Nothing but the text of the records belongs in your answer: repeat all of it exactly and leave out the images.
#####
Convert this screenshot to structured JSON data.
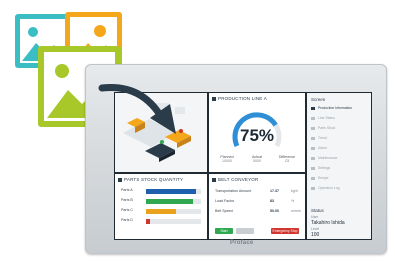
{
  "brand": "Proface",
  "production": {
    "title": "PRODUCTION LINE A",
    "percent_label": "75%",
    "percent_value": 75,
    "stats": [
      {
        "label": "Planned",
        "value": "10000"
      },
      {
        "label": "Actual",
        "value": "5000"
      },
      {
        "label": "Difference",
        "value": "C5"
      }
    ]
  },
  "parts": {
    "title": "PARTS STOCK QUANTITY",
    "rows": [
      {
        "label": "Parts A",
        "count": "",
        "fill": 0.9,
        "color": "#1e5fae"
      },
      {
        "label": "Parts B",
        "count": "",
        "fill": 0.85,
        "color": "#2fa84f"
      },
      {
        "label": "Parts C",
        "count": "",
        "fill": 0.55,
        "color": "#e8a21b"
      },
      {
        "label": "Parts D",
        "count": "",
        "fill": 0.08,
        "color": "#d0352f"
      }
    ]
  },
  "belt": {
    "title": "BELT CONVEYOR",
    "rows": [
      {
        "label": "Transportation Amount",
        "value": "17.37",
        "unit": "kg/h"
      },
      {
        "label": "Load Factor",
        "value": "83",
        "unit": "%"
      },
      {
        "label": "Belt Speed",
        "value": "50.00",
        "unit": "m/min"
      }
    ],
    "buttons": [
      {
        "label": "Start",
        "color": "#2fa84f"
      },
      {
        "label": "",
        "color": "#c9ced2"
      },
      {
        "label": "Emergency Stop",
        "color": "#d0352f"
      }
    ]
  },
  "sidebar": {
    "title": "Screen",
    "items": [
      {
        "label": "Production Information",
        "active": true
      },
      {
        "label": "Line Status",
        "active": false
      },
      {
        "label": "Parts Stock",
        "active": false
      },
      {
        "label": "Trend",
        "active": false
      },
      {
        "label": "Alarm",
        "active": false
      },
      {
        "label": "Maintenance",
        "active": false
      },
      {
        "label": "Settings",
        "active": false
      },
      {
        "label": "Recipe",
        "active": false
      },
      {
        "label": "Operation Log",
        "active": false
      }
    ],
    "status_title": "Status",
    "status_user_label": "User",
    "status_user": "Takahiro Ishida",
    "status_level_label": "Level",
    "status_level": "100"
  }
}
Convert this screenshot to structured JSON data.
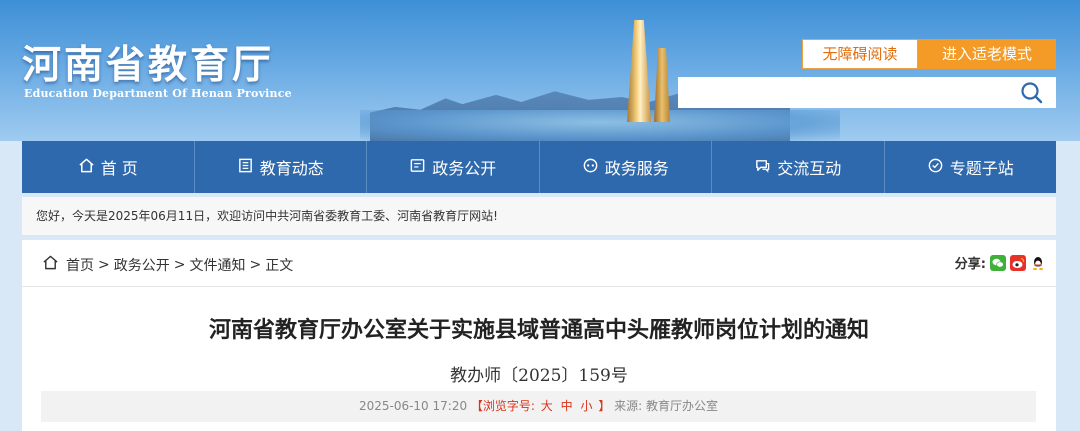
{
  "header": {
    "site_title": "河南省教育厅",
    "site_subtitle": "Education Department Of Henan Province",
    "accessibility_label": "无障碍阅读",
    "elder_mode_label": "进入适老模式",
    "search_placeholder": ""
  },
  "nav": {
    "items": [
      {
        "label": "首 页",
        "icon": "home-icon"
      },
      {
        "label": "教育动态",
        "icon": "newspaper-icon"
      },
      {
        "label": "政务公开",
        "icon": "document-icon"
      },
      {
        "label": "政务服务",
        "icon": "service-icon"
      },
      {
        "label": "交流互动",
        "icon": "chat-icon"
      },
      {
        "label": "专题子站",
        "icon": "topic-icon"
      }
    ]
  },
  "notice": "您好，今天是2025年06月11日，欢迎访问中共河南省委教育工委、河南省教育厅网站!",
  "breadcrumb": {
    "items": [
      "首页",
      "政务公开",
      "文件通知"
    ],
    "current": "正文",
    "separator": ">"
  },
  "share": {
    "label": "分享:",
    "icons": [
      "wechat-icon",
      "weibo-icon",
      "qq-icon"
    ]
  },
  "article": {
    "title": "河南省教育厅办公室关于实施县域普通高中头雁教师岗位计划的通知",
    "doc_number": "教办师〔2025〕159号",
    "date": "2025-06-10 17:20",
    "font_size_label": "【浏览字号:",
    "font_sizes": [
      "大",
      "中",
      "小"
    ],
    "font_size_close": "】",
    "source": "来源: 教育厅办公室"
  },
  "colors": {
    "nav_bg": "#2f69ad",
    "accent_orange": "#f39a27",
    "page_bg": "#d9e8f7"
  }
}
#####
- _SOLUTION FOR THIS EXERCISE_
Convert this screenshot to structured JSON data.
{
  "brand": "Proface",
  "production": {
    "title": "PRODUCTION LINE A",
    "percent_label": "75%",
    "percent_value": 75,
    "stats": [
      {
        "label": "Planned",
        "value": "10000"
      },
      {
        "label": "Actual",
        "value": "5000"
      },
      {
        "label": "Difference",
        "value": "C5"
      }
    ]
  },
  "parts": {
    "title": "PARTS STOCK QUANTITY",
    "rows": [
      {
        "label": "Parts A",
        "count": "",
        "fill": 0.9,
        "color": "#1e5fae"
      },
      {
        "label": "Parts B",
        "count": "",
        "fill": 0.85,
        "color": "#2fa84f"
      },
      {
        "label": "Parts C",
        "count": "",
        "fill": 0.55,
        "color": "#e8a21b"
      },
      {
        "label": "Parts D",
        "count": "",
        "fill": 0.08,
        "color": "#d0352f"
      }
    ]
  },
  "belt": {
    "title": "BELT CONVEYOR",
    "rows": [
      {
        "label": "Transportation Amount",
        "value": "17.37",
        "unit": "kg/h"
      },
      {
        "label": "Load Factor",
        "value": "83",
        "unit": "%"
      },
      {
        "label": "Belt Speed",
        "value": "50.00",
        "unit": "m/min"
      }
    ],
    "buttons": [
      {
        "label": "Start",
        "color": "#2fa84f"
      },
      {
        "label": "",
        "color": "#c9ced2"
      },
      {
        "label": "Emergency Stop",
        "color": "#d0352f"
      }
    ]
  },
  "sidebar": {
    "title": "Screen",
    "items": [
      {
        "label": "Production Information",
        "active": true
      },
      {
        "label": "Line Status",
        "active": false
      },
      {
        "label": "Parts Stock",
        "active": false
      },
      {
        "label": "Trend",
        "active": false
      },
      {
        "label": "Alarm",
        "active": false
      },
      {
        "label": "Maintenance",
        "active": false
      },
      {
        "label": "Settings",
        "active": false
      },
      {
        "label": "Recipe",
        "active": false
      },
      {
        "label": "Operation Log",
        "active": false
      }
    ],
    "status_title": "Status",
    "status_user_label": "User",
    "status_user": "Takahiro Ishida",
    "status_level_label": "Level",
    "status_level": "100"
  }
}
Convert this screenshot to structured JSON data.
{
  "header": {
    "site_title": "河南省教育厅",
    "site_subtitle": "Education Department Of Henan Province",
    "accessibility_label": "无障碍阅读",
    "elder_mode_label": "进入适老模式",
    "search_placeholder": ""
  },
  "nav": {
    "items": [
      {
        "label": "首 页",
        "icon": "home-icon"
      },
      {
        "label": "教育动态",
        "icon": "newspaper-icon"
      },
      {
        "label": "政务公开",
        "icon": "document-icon"
      },
      {
        "label": "政务服务",
        "icon": "service-icon"
      },
      {
        "label": "交流互动",
        "icon": "chat-icon"
      },
      {
        "label": "专题子站",
        "icon": "topic-icon"
      }
    ]
  },
  "notice": "您好，今天是2025年06月11日，欢迎访问中共河南省委教育工委、河南省教育厅网站!",
  "breadcrumb": {
    "items": [
      "首页",
      "政务公开",
      "文件通知"
    ],
    "current": "正文",
    "separator": ">"
  },
  "share": {
    "label": "分享:",
    "icons": [
      "wechat-icon",
      "weibo-icon",
      "qq-icon"
    ]
  },
  "article": {
    "title": "河南省教育厅办公室关于实施县域普通高中头雁教师岗位计划的通知",
    "doc_number": "教办师〔2025〕159号",
    "date": "2025-06-10 17:20",
    "font_size_label": "【浏览字号:",
    "font_sizes": [
      "大",
      "中",
      "小"
    ],
    "font_size_close": "】",
    "source": "来源: 教育厅办公室"
  },
  "colors": {
    "nav_bg": "#2f69ad",
    "accent_orange": "#f39a27",
    "page_bg": "#d9e8f7"
  }
}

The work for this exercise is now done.